Polarization – growth in value and steady in luxury – most challenges are in the middle of the market.

 

 

GUM Department Store, Moscow

Internet Wave 3 – the new internet is mobile, unlimited, free, and accessible from anywhere. New websites take advantage of this new kind of mobility and access, such as asos.com, for younger consumer, or net-a-porter.com that offers premium service, free delivery anywhere, free returns, etc.  (I would add sites like closetcouture.com and gilt.com as new models in fashion)

 

 

Sustainability – environmental responsibility and ethical sourcing are forces of change that will fundamentally change retailers on a global scale.

 

 

Mr. Rubin believes that brands love flagships. Why?

 

 

Flagships tell stories 

If consumers identify with the story they identify with the product. Mr Rubin’s brand stories – Speedo on Michael Phelps winning 8 gold medals, Rene Lacoste creating the crocodile legend, Berghaus with Leo Houlding’s base jumping para-alpinist adventures.  His flagship stores allow him to fully tell the story through images, video, events, and activities.  

 

 

Flagships are brand laboratories 

Flagships are labs for new product development and testing, for bold cross-merchandising.  A flagship allows for consumer insight – regular thorough feedback from consumers is essential.  A flagship is a place to build customer service – qualified product experts and service are critical.

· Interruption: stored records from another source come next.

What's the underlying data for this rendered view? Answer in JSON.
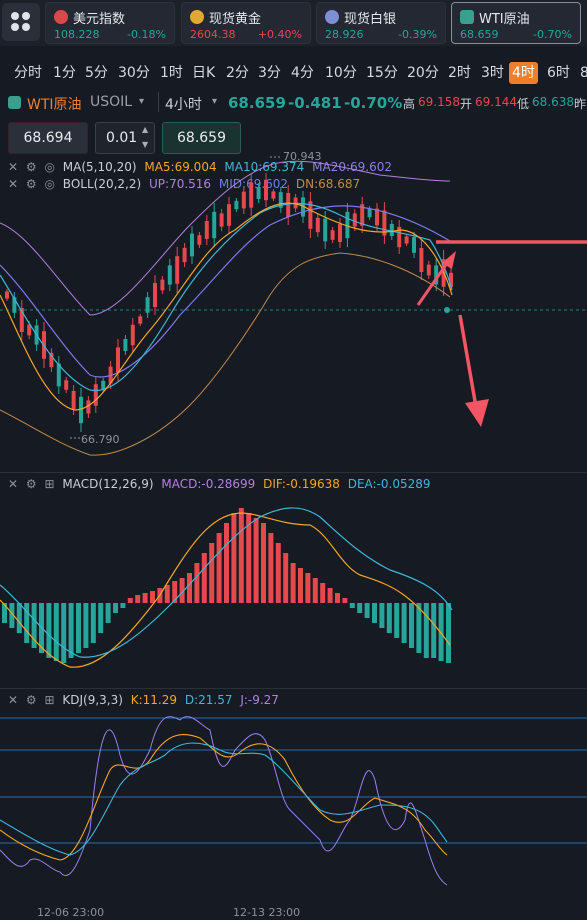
{
  "tickers": [
    {
      "name": "美元指数",
      "price": "108.228",
      "change": "-0.18%",
      "dir": "down",
      "flag_color": "#d94848"
    },
    {
      "name": "现货黄金",
      "price": "2604.38",
      "change": "+0.40%",
      "dir": "up",
      "flag_color": "#e0a82e"
    },
    {
      "name": "现货白银",
      "price": "28.926",
      "change": "-0.39%",
      "dir": "down",
      "flag_color": "#7d8fd4"
    },
    {
      "name": "WTI原油",
      "price": "68.659",
      "change": "-0.70%",
      "dir": "down",
      "flag_color": "#3a9f8f"
    }
  ],
  "timeframes": [
    "分时",
    "1分",
    "5分",
    "30分",
    "1时",
    "日K",
    "2分",
    "3分",
    "4分",
    "10分",
    "15分",
    "20分",
    "2时",
    "3时",
    "4时",
    "6时",
    "8"
  ],
  "active_timeframe": "4时",
  "instrument": {
    "name": "WTI原油",
    "code": "USOIL",
    "period": "4小时",
    "price": "68.659",
    "change": "-0.481",
    "change_pct": "-0.70%",
    "high_label": "高",
    "high": "69.158",
    "open_label": "开",
    "open": "69.144",
    "low_label": "低",
    "low": "68.638",
    "extra_label": "昨"
  },
  "order": {
    "sell_price": "68.694",
    "lot": "0.01",
    "buy_price": "68.659"
  },
  "indicators": {
    "ma": {
      "label": "MA(5,10,20)",
      "ma5": "MA5:69.004",
      "ma10": "MA10:69.374",
      "ma20": "MA20:69.602"
    },
    "boll": {
      "label": "BOLL(20,2,2)",
      "up": "UP:70.516",
      "mid": "MID:69.602",
      "dn": "DN:68.687"
    },
    "macd": {
      "label": "MACD(12,26,9)",
      "macd": "MACD:-0.28699",
      "dif": "DIF:-0.19638",
      "dea": "DEA:-0.05289"
    },
    "kdj": {
      "label": "KDJ(9,3,3)",
      "k": "K:11.29",
      "d": "D:21.57",
      "j": "J:-9.27"
    }
  },
  "chart_labels": {
    "high_marker": "70.943",
    "low_marker": "66.790"
  },
  "time_axis": [
    "12-06 23:00",
    "12-13 23:00"
  ],
  "colors": {
    "up": "#e5484d",
    "down": "#26a69a",
    "accent": "#f07f2b",
    "ma5": "#f5a623",
    "ma10": "#3fb6d8",
    "ma20": "#8c7fe0",
    "annotation": "#f25563"
  }
}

It is particularly important in specialized gear stores – choosing a wrong sized suit in a Berghaus store can cost you a life. New brand propositions, brand educations, ethical messages, community connections, media venues, event stages, parties, celebrities – flagships are entertainment venues.

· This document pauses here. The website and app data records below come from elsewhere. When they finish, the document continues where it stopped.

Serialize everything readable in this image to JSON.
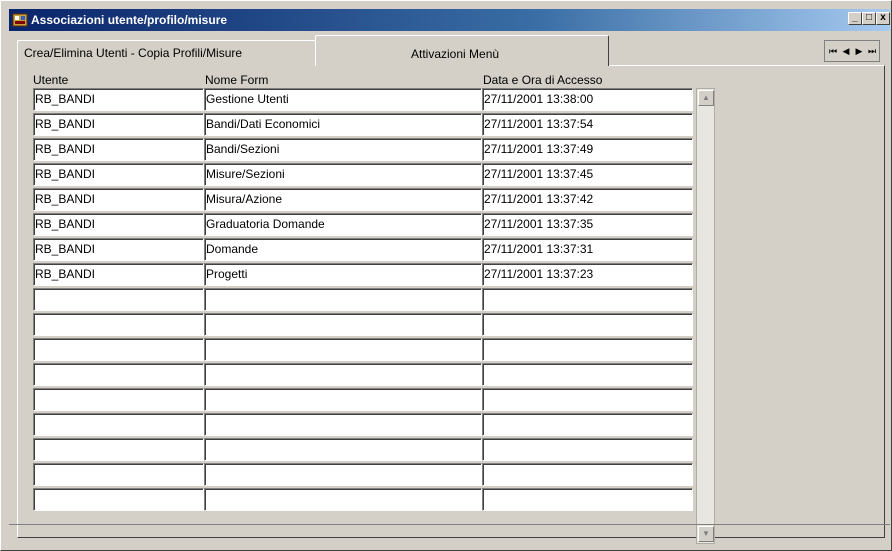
{
  "window": {
    "title": "Associazioni utente/profilo/misure",
    "icon": "app-icon",
    "controls": {
      "minimize": "_",
      "maximize": "□",
      "close": "x"
    }
  },
  "tabs": [
    {
      "label": "Crea/Elimina Utenti - Copia Profili/Misure",
      "active": false
    },
    {
      "label": "Attivazioni Menù",
      "active": true
    }
  ],
  "nav": {
    "first": "⏮",
    "prev": "◀",
    "next": "▶",
    "last": "⏭"
  },
  "grid": {
    "headers": {
      "user": "Utente",
      "form": "Nome Form",
      "datetime": "Data e Ora di Accesso"
    },
    "rows": [
      {
        "user": "RB_BANDI",
        "form": "Gestione Utenti",
        "datetime": "27/11/2001 13:38:00"
      },
      {
        "user": "RB_BANDI",
        "form": "Bandi/Dati Economici",
        "datetime": "27/11/2001 13:37:54"
      },
      {
        "user": "RB_BANDI",
        "form": "Bandi/Sezioni",
        "datetime": "27/11/2001 13:37:49"
      },
      {
        "user": "RB_BANDI",
        "form": "Misure/Sezioni",
        "datetime": "27/11/2001 13:37:45"
      },
      {
        "user": "RB_BANDI",
        "form": "Misura/Azione",
        "datetime": "27/11/2001 13:37:42"
      },
      {
        "user": "RB_BANDI",
        "form": "Graduatoria Domande",
        "datetime": "27/11/2001 13:37:35"
      },
      {
        "user": "RB_BANDI",
        "form": "Domande",
        "datetime": "27/11/2001 13:37:31"
      },
      {
        "user": "RB_BANDI",
        "form": "Progetti",
        "datetime": "27/11/2001 13:37:23"
      },
      {
        "user": "",
        "form": "",
        "datetime": ""
      },
      {
        "user": "",
        "form": "",
        "datetime": ""
      },
      {
        "user": "",
        "form": "",
        "datetime": ""
      },
      {
        "user": "",
        "form": "",
        "datetime": ""
      },
      {
        "user": "",
        "form": "",
        "datetime": ""
      },
      {
        "user": "",
        "form": "",
        "datetime": ""
      },
      {
        "user": "",
        "form": "",
        "datetime": ""
      },
      {
        "user": "",
        "form": "",
        "datetime": ""
      },
      {
        "user": "",
        "form": "",
        "datetime": ""
      }
    ]
  },
  "scrollbar": {
    "up": "▲",
    "down": "▼"
  },
  "colors": {
    "titlebar_start": "#0a246a",
    "titlebar_end": "#a6caf0",
    "face": "#d4d0c8",
    "cell_bg": "#ffffff"
  }
}
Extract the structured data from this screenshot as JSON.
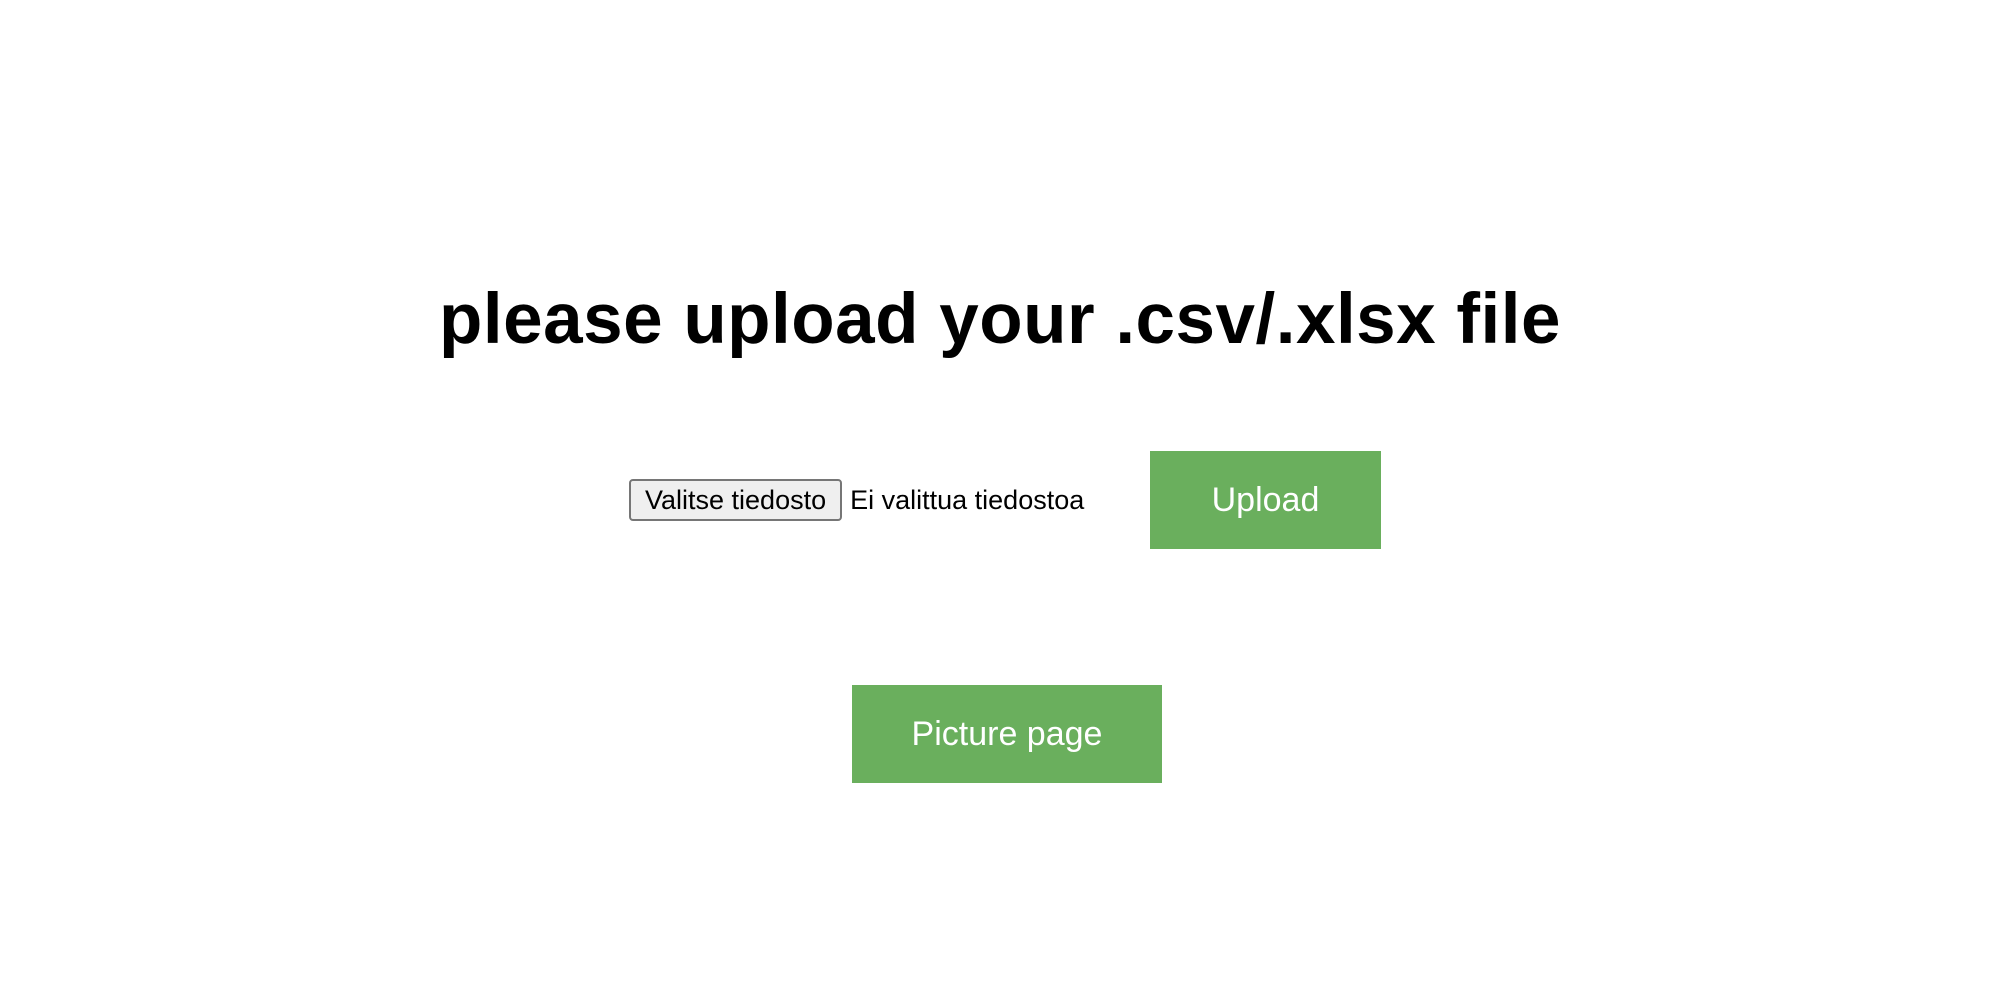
{
  "heading": "please upload your .csv/.xlsx file",
  "file_input": {
    "choose_label": "Valitse tiedosto",
    "status_text": "Ei valittua tiedostoa"
  },
  "upload_button": {
    "label": "Upload"
  },
  "picture_button": {
    "label": "Picture page"
  },
  "colors": {
    "button_green": "#6aaf5d",
    "button_text": "#ffffff",
    "background": "#ffffff"
  }
}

 Other talks included Mr. Alberto Alessi, on Italian design factories and the market niche that they occupy – not quite mass production, very high quality design and manufacturing, producing ‘art multiples’, and the importance of poetic and spiritual value of things in addition to functional value (relative to the history of craft).

 

 

Mr. Allan Namchaisiri, President of ZEN lifestyle store in Thailand. ZEN is an 8 story hybrid containing a wide range – from very well organized and top of the line shopping experience, to cafes, restaurants, to spas, medical offices, childcare, clubs, movies. On Friday, while presenting at the conference, he was missing a DJ night that sold 4000 tickets to the club at the top of ZEN store… he believes that a successful store is a place where people come for everything – entertainment, socializing, medical treatment, good music, food, and, of course, shopping!

 

In general many presenters talked about the importance of entertainment and events (cultural, parties, special causes) taking place in the flagship stores as a way of emotionally engaging the consumers and building customer support. Flagship stores more and more become a stage for brand, showing a brand’s history and personality for customers to experience.

 

 

Mr. Michael Gould, CEO of Bloomingdales talked about identity as primary importance for their multiplying stores. The use of characteristic black trim and black & white floor patterns are critical to the identity of the stores in their various locations and sizes. It allows a distinctive connection between a much smaller downtown Soho store and a much larger 59th street location. Bloomingdales also is making a shift toward more upscale merchandise.

 

Mr. Teymuraz Guguberidze, CEO of GUM thinks differently – he believes that mixing the upscale brands such as Chanel or Hermes with more budget brands such as Zara or Sasch is a key to the most important and biggest luxury – freedomfreedom of choice (today you may want to go to Chanel and tomorrow to Zara).

 

  

Given the shopping activity at GUM in the morning of a work day – he seems to have it right…

  

Summit report contributions by Anya Bokov, Director – Moscow Office, NBBJ